Try it – When the records are reproduced, each one must match exactly, and no picture may be kept.

Dataset rows describing interfaces –

↓↓↓

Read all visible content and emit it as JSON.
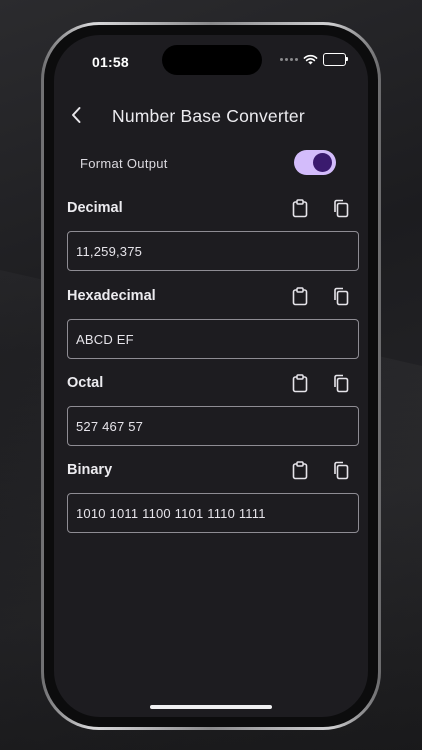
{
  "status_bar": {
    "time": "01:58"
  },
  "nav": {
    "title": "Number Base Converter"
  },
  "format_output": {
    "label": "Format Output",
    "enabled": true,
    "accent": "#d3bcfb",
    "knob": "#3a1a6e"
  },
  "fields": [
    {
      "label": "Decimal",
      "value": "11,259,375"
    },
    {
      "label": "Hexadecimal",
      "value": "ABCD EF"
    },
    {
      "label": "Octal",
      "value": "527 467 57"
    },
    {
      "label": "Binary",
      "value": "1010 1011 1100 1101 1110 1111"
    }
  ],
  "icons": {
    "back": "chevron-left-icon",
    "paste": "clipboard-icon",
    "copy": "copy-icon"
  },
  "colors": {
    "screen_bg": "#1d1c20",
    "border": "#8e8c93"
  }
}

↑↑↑

Response to the task –
Read all visible content and emit it as JSON.
{
  "status_bar": {
    "time": "01:58"
  },
  "nav": {
    "title": "Number Base Converter"
  },
  "format_output": {
    "label": "Format Output",
    "enabled": true,
    "accent": "#d3bcfb",
    "knob": "#3a1a6e"
  },
  "fields": [
    {
      "label": "Decimal",
      "value": "11,259,375"
    },
    {
      "label": "Hexadecimal",
      "value": "ABCD EF"
    },
    {
      "label": "Octal",
      "value": "527 467 57"
    },
    {
      "label": "Binary",
      "value": "1010 1011 1100 1101 1110 1111"
    }
  ],
  "icons": {
    "back": "chevron-left-icon",
    "paste": "clipboard-icon",
    "copy": "copy-icon"
  },
  "colors": {
    "screen_bg": "#1d1c20",
    "border": "#8e8c93"
  }
}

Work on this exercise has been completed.